Source: Fortune —
Never again. That was the sentiment held among legislators as they rallied to pass the Dodd–Frank Wall Street Reform and Consumer Protection Act in 2010. The goal was to outlaw the subprime mortgages that fueled the ’00s housing bubble—which saw U.S. home prices soar 84% between January 2000 and June 2006—and ultimately pushed the country into the deepest recession since the Great Depression.

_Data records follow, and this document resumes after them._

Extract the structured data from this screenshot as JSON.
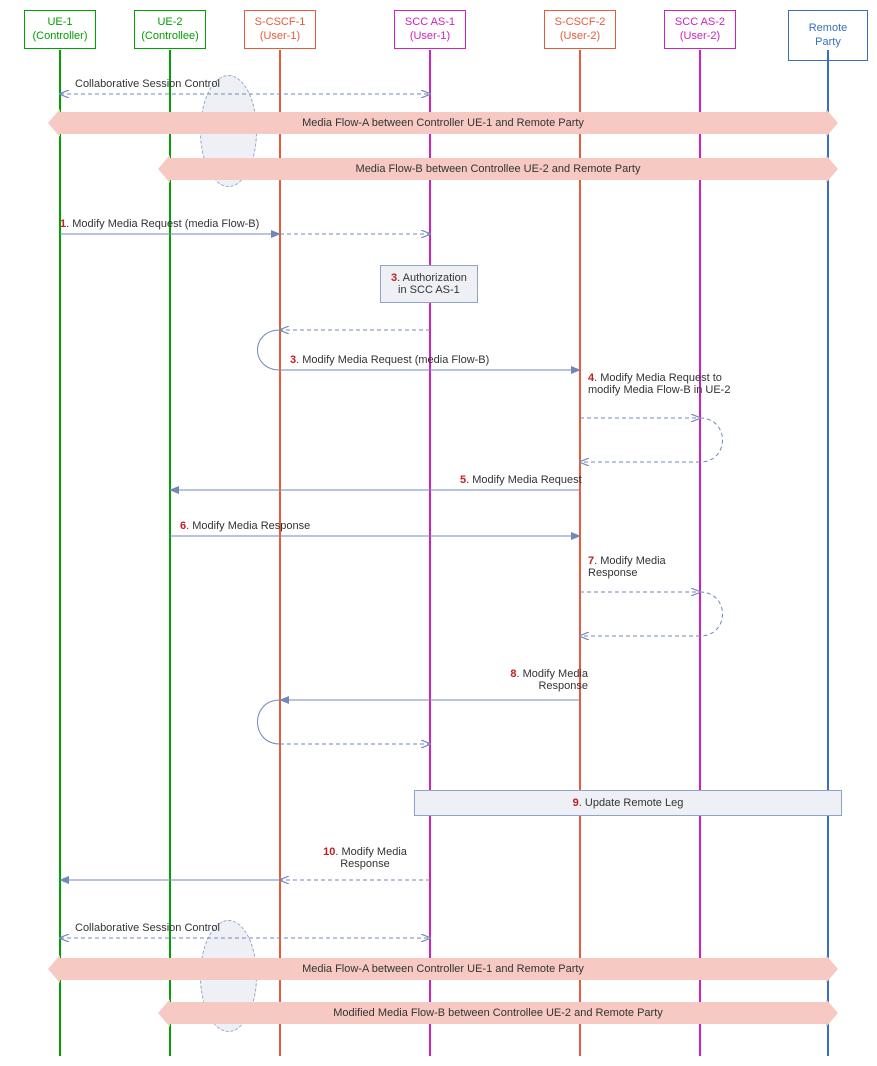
{
  "actors": {
    "ue1": {
      "title": "UE-1",
      "subtitle": "(Controller)"
    },
    "ue2": {
      "title": "UE-2",
      "subtitle": "(Controllee)"
    },
    "scscf1": {
      "title": "S-CSCF-1",
      "subtitle": "(User-1)"
    },
    "sccas1": {
      "title": "SCC AS-1",
      "subtitle": "(User-1)"
    },
    "scscf2": {
      "title": "S-CSCF-2",
      "subtitle": "(User-2)"
    },
    "sccas2": {
      "title": "SCC AS-2",
      "subtitle": "(User-2)"
    },
    "remote": {
      "title": "Remote Party"
    }
  },
  "flows": {
    "csc_top": "Collaborative Session Control",
    "media_a": "Media Flow-A between Controller UE-1 and Remote Party",
    "media_b": "Media Flow-B between Controllee UE-2 and Remote Party",
    "csc_bottom": "Collaborative Session Control",
    "media_a2": "Media Flow-A between Controller UE-1 and Remote Party",
    "media_b2": "Modified Media Flow-B between Controllee UE-2 and Remote Party"
  },
  "steps": {
    "s1": {
      "num": "1",
      "text": ". Modify Media Request (media Flow-B)"
    },
    "s2": {
      "num": "3",
      "text": ". Authorization in SCC AS-1"
    },
    "s3": {
      "num": "3",
      "text": ". Modify Media Request (media Flow-B)"
    },
    "s4": {
      "num": "4",
      "text": ". Modify Media Request to modify Media Flow-B in UE-2"
    },
    "s5": {
      "num": "5",
      "text": ". Modify Media Request"
    },
    "s6": {
      "num": "6",
      "text": ". Modify Media Response"
    },
    "s7": {
      "num": "7",
      "text": ". Modify Media Response"
    },
    "s8": {
      "num": "8",
      "text": ". Modify Media Response"
    },
    "s9": {
      "num": "9",
      "text": ". Update Remote Leg"
    },
    "s10": {
      "num": "10",
      "text": ". Modify Media Response"
    }
  }
}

Fast-forward to 2022, and we’re once again hearing “housing bubble” talk. Economist Robert Shiller, who predicted the last housing bubble in 2005, recently hinted that housing may be in another bubble. Economists at the Federal Reserve Bank of Dallas put the real estate industry on edge this spring after they published a paper titled Real-Time Market Monitoring Finds Signs of Brewing U.S. Housing Bubble. Why the renewed concern? Over the past year alone, home prices have gone up four times faster than incomes. Simple economic theory, which dictates that neither home prices nor incomes can outgrow the other for very long, tells us that isn’t sustainable.